God’s promise to Abraham was given 430 years before Moses

I have taken some time to reflect on the unity for which Jesus prayed in relation to the story of Peter & Cornelius and the tension that continued in the early church over extending the Gospel to Gentiles (non-Jews). The tension that persisted at the heart of the early Church threatened to unmoor the Gospel from its footing.

In previous articles, I reflected on the deeply ingrained nature of the belief that the Jews were God’s people. They were entrusted with the Law of Moses, and they had protected the Law God gave them for well over a 1000 years, painstakingly preserving it, passing it down from generation to generation.

They were instructed by God Himself to drive out all the inhabitants in the land God promised them, to avoid intermarrying and being corrupted by the influence of “Gentiles” to worship their gods. Thus, Hebrew descendants of Abraham avoided association with others – Gentiles. Like the plague.

So intent on sticking to the script were Jews in the First Century, that they didn’t recognize God when He shed his deity and came to them as Jesus from Nazareth.
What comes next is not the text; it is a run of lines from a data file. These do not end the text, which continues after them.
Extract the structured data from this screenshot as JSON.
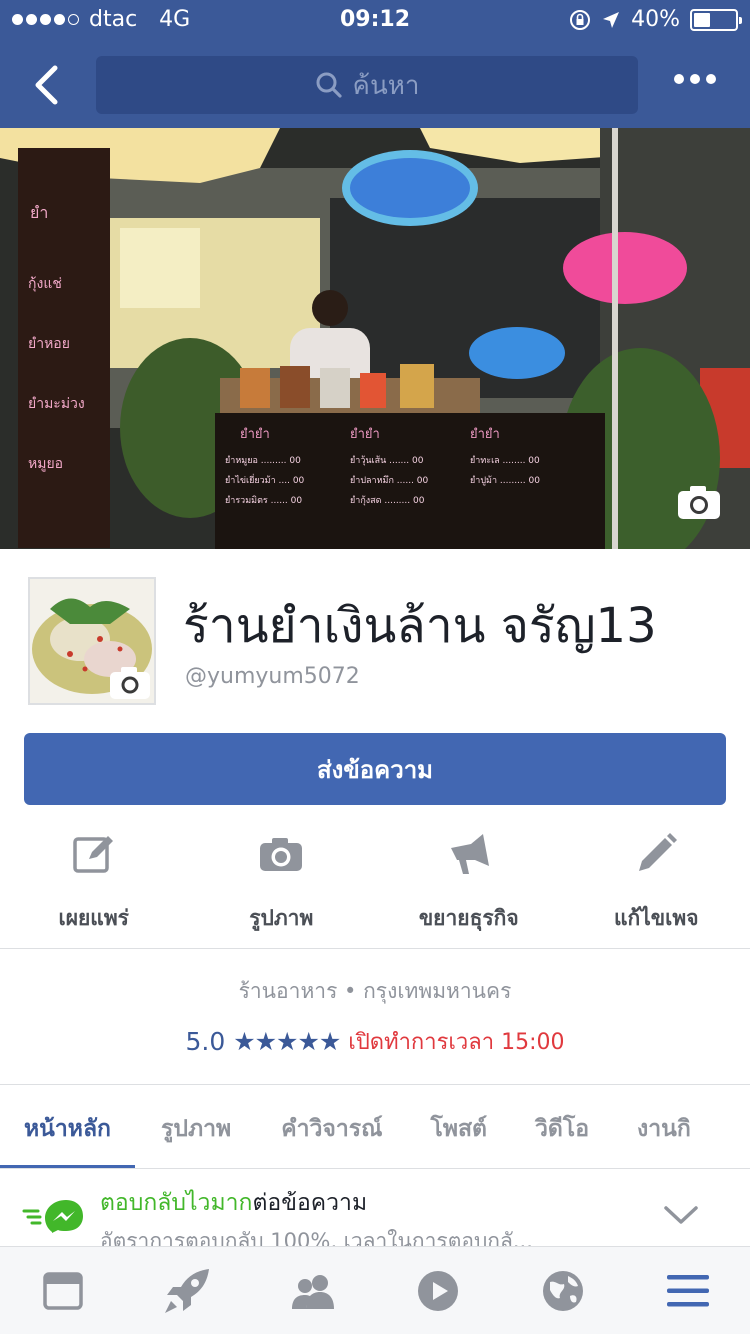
{
  "status_bar": {
    "carrier": "dtac",
    "network": "4G",
    "time": "09:12",
    "battery": "40%"
  },
  "nav": {
    "search_placeholder": "ค้นหา"
  },
  "page": {
    "name": "ร้านยำเงินล้าน จรัญ13",
    "handle": "@yumyum5072",
    "send_message_label": "ส่งข้อความ"
  },
  "actions": [
    {
      "label": "เผยแพร่",
      "icon": "compose-icon"
    },
    {
      "label": "รูปภาพ",
      "icon": "camera-icon"
    },
    {
      "label": "ขยายธุรกิจ",
      "icon": "megaphone-icon"
    },
    {
      "label": "แก้ไขเพจ",
      "icon": "pencil-icon"
    }
  ],
  "info": {
    "category_line": "ร้านอาหาร • กรุงเทพมหานคร",
    "rating": "5.0",
    "stars": "★★★★★",
    "rating_value": 5,
    "open_text": "เปิดทำการเวลา 15:00"
  },
  "tabs": [
    {
      "label": "หน้าหลัก",
      "active": true
    },
    {
      "label": "รูปภาพ"
    },
    {
      "label": "คำวิจารณ์"
    },
    {
      "label": "โพสต์"
    },
    {
      "label": "วิดีโอ"
    },
    {
      "label": "งานกิ"
    }
  ],
  "responsiveness": {
    "highlight": "ตอบกลับไวมาก",
    "rest": "ต่อข้อความ",
    "detail": "อัตราการตอบกลับ 100%, เวลาในการตอบกลั..."
  },
  "bottom_tabs": [
    "news-feed-icon",
    "rocket-icon",
    "friends-icon",
    "video-icon",
    "globe-icon",
    "menu-icon"
  ],
  "colors": {
    "brand": "#3b5998",
    "button": "#4267b2",
    "open_red": "#e0393e",
    "messenger_green": "#42b72a"
  }
}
John says that God came to His own people, and they didn’t recognize Him. When the Word through whom the universe was created, the Word who “was with God” and “was God”, became flesh (John 1:1-3, 14), “his own people did not receive him.” (John 1:12) “He was in the world, and the world was made through him, yet the world did not know him.” (John 1:11) John continues:

“But to all who did receive him, who believed in his name, he gave the right to become children of God, who were born, not of blood nor of the will of the flesh nor of the will of man, but of God.”

John 1:12-13

“His own” were the Jews. The “all who did receive him, who believed in his name”, were Gentiles (and Jews) who believed in what Jesus said and trusted in him. They became children of God, not because they were born into it, nor because they or anyone else desired it, but because God Himself desired them to be His children.

But these things were far from clear to the early Church. Even Peter, who lived with Jesus and knew him intimately, had difficulty with the idea that the Gospel should be extended to Gentiles.

In the previous articles linked above, I summarized how God gave Peter a vision that occurred three times in a row for emphasis, an audible voice, and the voice of the Holy Spirit, directing him to go with men who appeared just then at the door to summon him. Peter’s experience was orchestrated with an angel that visited Cornelius, a Roman Centurion, who was directed to send those men to “a man named Simon who is called Peter”. (Acts 10:5) Then God poured out His Holy Spirit on the Centurion and his household to emphasize to Peter his intention to extend the Gospel to the Gentiles.

But the tradition of shunning the Gentiles would not die easy. Despite the obviously divine orchestration of events to drive home God’s intentions to Peter, Paul had to confront Peter publicly in Antioch over the issue when Jews from Jerusalem came to visit, and Peter disassociated himself from the Antiochian Gentiles. (See Galatians 2-3)

Paul encountered the same issue in Galatia where people were insisting that the Jews continue to follow the Mosaic law. In his letter to the Galatians, Paul described his confrontation with Peter. More importantly, Paul explained why the Mosaic Law no longer applied to the people of God – who now included not just the Jews, but everyone!

Continue reading “How the Moorings of the Gospel Were Secured”